How to complete this task: For the data that follows, report how many lines include the string "الخدمات", and write the number alone.

Start of Entries supplied

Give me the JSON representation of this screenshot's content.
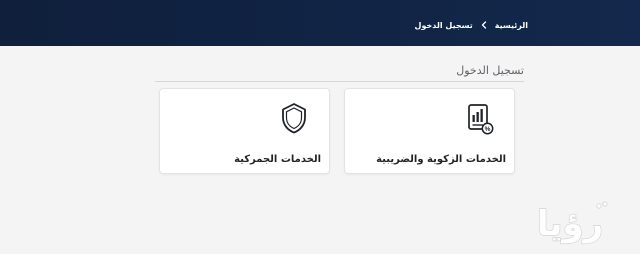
{
  "header": {
    "breadcrumb": {
      "home": "الرئيسية",
      "current": "تسجيل الدخول"
    }
  },
  "main": {
    "section_title": "تسجيل الدخول",
    "cards": [
      {
        "label": "الخدمات الزكوية والضريبية",
        "icon": "document-chart-percent-icon"
      },
      {
        "label": "الخدمات الجمركية",
        "icon": "shield-icon"
      }
    ]
  },
  "watermark": {
    "text": "رؤيا"
  },
  "colors": {
    "header_background": "#13284c",
    "page_background": "#f4f4f4",
    "card_background": "#ffffff",
    "text_primary": "#1f2328",
    "text_secondary": "#5e6368"
  }
}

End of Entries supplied

Solution below: 2